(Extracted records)
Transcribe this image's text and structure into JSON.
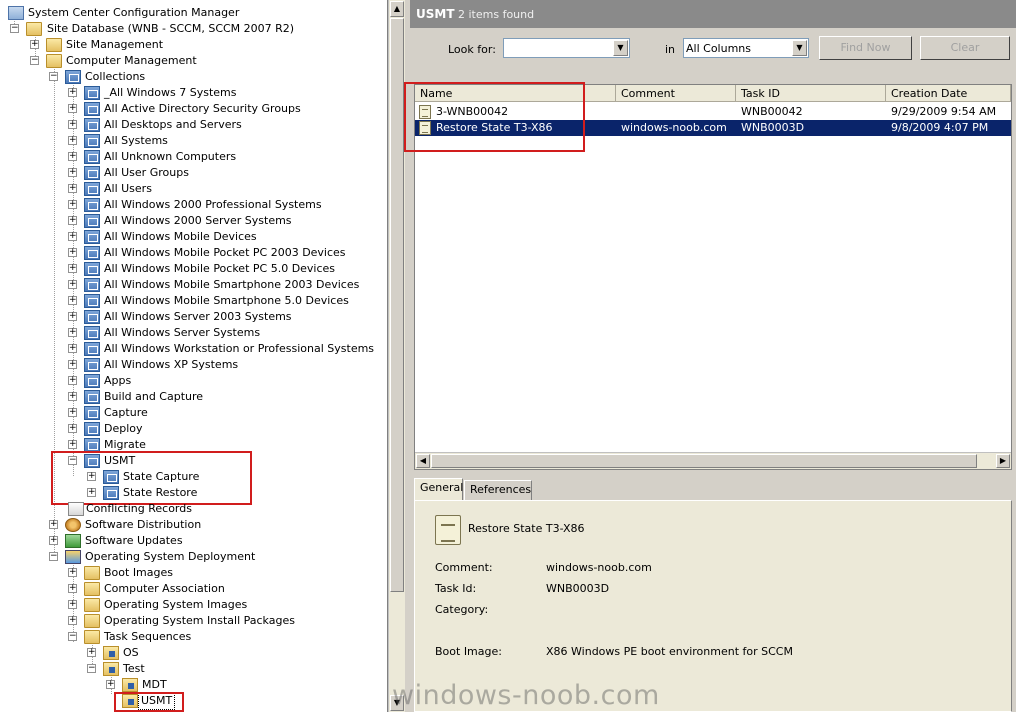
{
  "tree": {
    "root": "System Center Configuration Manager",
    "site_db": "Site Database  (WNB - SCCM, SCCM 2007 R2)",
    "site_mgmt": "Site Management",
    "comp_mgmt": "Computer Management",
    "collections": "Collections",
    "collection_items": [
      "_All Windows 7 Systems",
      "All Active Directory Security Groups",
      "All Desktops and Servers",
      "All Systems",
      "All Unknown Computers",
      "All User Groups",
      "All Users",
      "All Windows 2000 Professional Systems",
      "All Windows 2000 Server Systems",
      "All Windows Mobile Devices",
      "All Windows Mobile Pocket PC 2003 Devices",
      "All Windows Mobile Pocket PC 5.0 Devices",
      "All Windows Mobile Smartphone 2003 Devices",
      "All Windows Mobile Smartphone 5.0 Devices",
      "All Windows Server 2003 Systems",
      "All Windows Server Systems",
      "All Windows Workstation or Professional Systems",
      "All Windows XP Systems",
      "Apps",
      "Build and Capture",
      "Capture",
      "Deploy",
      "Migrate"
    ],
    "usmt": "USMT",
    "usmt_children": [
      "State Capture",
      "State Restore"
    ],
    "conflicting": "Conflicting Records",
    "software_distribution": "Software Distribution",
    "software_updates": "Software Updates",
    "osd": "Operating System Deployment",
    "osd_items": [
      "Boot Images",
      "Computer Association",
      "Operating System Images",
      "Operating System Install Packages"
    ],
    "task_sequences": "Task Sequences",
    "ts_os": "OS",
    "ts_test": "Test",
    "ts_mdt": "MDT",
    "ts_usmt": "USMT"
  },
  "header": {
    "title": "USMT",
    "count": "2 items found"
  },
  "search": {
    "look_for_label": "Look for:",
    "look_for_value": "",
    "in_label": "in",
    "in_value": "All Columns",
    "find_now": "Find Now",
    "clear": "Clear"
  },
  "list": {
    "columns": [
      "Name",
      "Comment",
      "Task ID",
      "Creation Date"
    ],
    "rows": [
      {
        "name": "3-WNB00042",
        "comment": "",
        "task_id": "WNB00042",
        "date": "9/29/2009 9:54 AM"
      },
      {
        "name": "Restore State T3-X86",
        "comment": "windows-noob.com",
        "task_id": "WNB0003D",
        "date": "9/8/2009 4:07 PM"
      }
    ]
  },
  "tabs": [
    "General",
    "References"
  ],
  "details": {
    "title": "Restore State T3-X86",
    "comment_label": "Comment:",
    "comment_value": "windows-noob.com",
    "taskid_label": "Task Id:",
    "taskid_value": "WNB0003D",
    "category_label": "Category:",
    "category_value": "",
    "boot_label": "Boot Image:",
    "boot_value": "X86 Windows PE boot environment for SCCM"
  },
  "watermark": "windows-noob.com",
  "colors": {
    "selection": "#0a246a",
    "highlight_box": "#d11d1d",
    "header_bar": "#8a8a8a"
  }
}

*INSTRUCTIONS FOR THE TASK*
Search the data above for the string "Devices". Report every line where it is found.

*ANSWER FOR THE TASK*
      "All Windows Mobile Devices",
      "All Windows Mobile Pocket PC 2003 Devices",
      "All Windows Mobile Pocket PC 5.0 Devices",
      "All Windows Mobile Smartphone 2003 Devices",
      "All Windows Mobile Smartphone 5.0 Devices",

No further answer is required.